§ WHAT THE EXERCISE ASKS: Where does the word "meta" occur in the entries below? Copy every line that has it.

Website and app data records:
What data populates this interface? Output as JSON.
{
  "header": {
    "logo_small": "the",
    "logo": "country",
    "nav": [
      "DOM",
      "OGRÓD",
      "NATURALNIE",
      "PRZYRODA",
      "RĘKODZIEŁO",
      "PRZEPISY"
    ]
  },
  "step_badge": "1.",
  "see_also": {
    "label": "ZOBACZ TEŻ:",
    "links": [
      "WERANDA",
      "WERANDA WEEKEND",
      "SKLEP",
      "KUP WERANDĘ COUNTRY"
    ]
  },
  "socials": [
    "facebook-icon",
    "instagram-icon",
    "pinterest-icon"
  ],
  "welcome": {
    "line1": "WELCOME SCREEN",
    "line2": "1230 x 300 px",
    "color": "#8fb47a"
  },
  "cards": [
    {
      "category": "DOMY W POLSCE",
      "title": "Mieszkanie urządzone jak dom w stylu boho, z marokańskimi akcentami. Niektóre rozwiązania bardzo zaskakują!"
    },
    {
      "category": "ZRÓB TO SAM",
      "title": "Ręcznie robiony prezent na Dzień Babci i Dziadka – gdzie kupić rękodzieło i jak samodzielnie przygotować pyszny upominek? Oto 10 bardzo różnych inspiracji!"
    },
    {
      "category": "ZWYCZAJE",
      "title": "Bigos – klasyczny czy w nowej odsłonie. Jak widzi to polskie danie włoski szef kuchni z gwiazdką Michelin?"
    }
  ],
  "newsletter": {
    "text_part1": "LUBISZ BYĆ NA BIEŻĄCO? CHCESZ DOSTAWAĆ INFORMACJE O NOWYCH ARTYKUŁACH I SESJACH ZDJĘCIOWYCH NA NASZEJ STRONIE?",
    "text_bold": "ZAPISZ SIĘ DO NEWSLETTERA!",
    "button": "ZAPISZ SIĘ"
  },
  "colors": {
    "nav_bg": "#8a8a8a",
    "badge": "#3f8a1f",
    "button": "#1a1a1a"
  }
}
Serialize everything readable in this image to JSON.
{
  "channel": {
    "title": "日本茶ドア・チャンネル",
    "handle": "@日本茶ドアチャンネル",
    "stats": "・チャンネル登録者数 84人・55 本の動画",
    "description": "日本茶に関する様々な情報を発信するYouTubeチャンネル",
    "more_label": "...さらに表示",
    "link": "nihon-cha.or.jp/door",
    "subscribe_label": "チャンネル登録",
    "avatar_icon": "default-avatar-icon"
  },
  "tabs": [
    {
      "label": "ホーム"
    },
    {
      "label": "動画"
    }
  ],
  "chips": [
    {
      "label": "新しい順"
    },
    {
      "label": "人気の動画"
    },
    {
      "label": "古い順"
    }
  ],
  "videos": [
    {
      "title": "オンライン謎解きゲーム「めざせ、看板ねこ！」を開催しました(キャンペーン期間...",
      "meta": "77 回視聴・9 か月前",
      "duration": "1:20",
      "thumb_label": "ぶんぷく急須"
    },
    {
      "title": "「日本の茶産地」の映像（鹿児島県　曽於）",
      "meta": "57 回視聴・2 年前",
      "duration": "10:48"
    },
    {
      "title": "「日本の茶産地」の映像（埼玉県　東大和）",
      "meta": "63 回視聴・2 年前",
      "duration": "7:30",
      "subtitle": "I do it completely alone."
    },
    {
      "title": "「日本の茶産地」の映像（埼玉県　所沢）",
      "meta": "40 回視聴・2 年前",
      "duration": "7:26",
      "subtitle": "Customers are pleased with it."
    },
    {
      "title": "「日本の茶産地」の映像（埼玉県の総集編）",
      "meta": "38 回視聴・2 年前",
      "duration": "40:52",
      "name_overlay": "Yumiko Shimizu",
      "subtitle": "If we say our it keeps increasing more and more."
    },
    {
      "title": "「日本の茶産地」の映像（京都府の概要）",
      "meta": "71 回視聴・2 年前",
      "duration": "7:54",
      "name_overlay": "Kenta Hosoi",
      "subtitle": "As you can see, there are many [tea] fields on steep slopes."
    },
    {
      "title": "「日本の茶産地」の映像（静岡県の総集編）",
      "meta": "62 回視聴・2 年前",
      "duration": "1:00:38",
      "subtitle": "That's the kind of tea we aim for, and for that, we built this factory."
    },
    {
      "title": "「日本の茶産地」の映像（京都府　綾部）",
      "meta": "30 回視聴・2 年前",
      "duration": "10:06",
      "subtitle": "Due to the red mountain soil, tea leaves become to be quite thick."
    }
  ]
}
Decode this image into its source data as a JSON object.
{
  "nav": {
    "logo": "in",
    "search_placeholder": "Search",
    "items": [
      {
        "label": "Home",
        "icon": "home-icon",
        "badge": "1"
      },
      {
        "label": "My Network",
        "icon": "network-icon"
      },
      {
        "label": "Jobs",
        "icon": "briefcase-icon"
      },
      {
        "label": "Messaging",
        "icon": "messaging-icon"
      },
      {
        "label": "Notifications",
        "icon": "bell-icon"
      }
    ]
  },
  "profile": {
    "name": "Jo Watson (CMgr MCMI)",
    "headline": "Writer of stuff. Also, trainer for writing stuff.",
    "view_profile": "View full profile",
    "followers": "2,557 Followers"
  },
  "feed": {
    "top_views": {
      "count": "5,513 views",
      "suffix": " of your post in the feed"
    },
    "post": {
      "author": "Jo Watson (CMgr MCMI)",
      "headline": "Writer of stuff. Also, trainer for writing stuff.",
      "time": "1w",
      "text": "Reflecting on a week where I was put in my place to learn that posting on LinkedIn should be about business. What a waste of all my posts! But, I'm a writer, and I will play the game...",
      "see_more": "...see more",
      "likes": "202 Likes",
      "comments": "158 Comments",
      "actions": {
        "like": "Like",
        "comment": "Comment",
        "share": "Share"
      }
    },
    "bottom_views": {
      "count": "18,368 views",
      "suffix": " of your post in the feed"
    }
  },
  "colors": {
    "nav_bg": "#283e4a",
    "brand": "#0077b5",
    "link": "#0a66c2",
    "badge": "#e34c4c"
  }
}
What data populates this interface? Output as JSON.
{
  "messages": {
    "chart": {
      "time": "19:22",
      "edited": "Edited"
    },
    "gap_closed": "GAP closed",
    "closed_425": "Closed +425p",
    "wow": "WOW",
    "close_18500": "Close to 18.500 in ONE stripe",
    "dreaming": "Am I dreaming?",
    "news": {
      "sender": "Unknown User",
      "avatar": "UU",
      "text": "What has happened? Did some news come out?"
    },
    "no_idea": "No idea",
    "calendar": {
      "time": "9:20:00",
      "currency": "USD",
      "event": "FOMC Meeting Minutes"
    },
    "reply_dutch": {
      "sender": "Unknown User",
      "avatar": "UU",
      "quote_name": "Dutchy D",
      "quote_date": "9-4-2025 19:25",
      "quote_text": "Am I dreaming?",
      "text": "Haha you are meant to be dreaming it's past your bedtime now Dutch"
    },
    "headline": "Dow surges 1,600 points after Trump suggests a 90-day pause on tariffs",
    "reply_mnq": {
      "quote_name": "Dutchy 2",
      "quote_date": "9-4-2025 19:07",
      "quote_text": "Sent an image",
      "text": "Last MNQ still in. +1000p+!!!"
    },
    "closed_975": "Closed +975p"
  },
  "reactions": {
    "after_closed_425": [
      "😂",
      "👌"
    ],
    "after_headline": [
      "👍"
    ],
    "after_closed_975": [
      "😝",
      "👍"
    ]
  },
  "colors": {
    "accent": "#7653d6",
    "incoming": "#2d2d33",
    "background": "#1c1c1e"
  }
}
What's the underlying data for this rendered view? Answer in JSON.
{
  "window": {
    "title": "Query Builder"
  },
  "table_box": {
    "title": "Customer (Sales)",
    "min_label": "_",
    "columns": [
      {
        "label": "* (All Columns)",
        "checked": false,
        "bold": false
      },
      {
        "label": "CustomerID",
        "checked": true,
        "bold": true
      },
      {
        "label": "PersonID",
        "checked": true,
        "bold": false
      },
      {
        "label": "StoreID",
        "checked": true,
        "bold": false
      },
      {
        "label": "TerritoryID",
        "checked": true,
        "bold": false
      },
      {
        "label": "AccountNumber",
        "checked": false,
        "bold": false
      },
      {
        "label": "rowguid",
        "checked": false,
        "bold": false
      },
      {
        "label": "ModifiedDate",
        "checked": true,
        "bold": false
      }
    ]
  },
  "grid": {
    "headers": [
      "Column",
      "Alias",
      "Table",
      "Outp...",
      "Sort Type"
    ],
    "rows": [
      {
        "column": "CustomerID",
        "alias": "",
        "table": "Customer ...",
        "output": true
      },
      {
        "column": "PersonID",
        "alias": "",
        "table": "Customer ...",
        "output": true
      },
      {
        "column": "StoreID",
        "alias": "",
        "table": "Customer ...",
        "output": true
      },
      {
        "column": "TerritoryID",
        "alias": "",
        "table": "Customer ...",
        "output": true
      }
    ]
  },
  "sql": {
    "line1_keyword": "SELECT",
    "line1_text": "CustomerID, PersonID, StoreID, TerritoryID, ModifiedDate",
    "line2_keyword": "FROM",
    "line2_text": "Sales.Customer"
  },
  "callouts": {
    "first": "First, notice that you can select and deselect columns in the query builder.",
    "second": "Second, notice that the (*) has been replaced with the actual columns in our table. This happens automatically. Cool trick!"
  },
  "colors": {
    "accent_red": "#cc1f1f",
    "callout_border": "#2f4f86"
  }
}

§ EXERCISE SOLUTION:
      "meta": "77 回視聴・9 か月前",
      "meta": "57 回視聴・2 年前",
      "meta": "63 回視聴・2 年前",
      "meta": "40 回視聴・2 年前",
      "meta": "38 回視聴・2 年前",
      "meta": "71 回視聴・2 年前",
      "meta": "62 回視聴・2 年前",
      "meta": "30 回視聴・2 年前",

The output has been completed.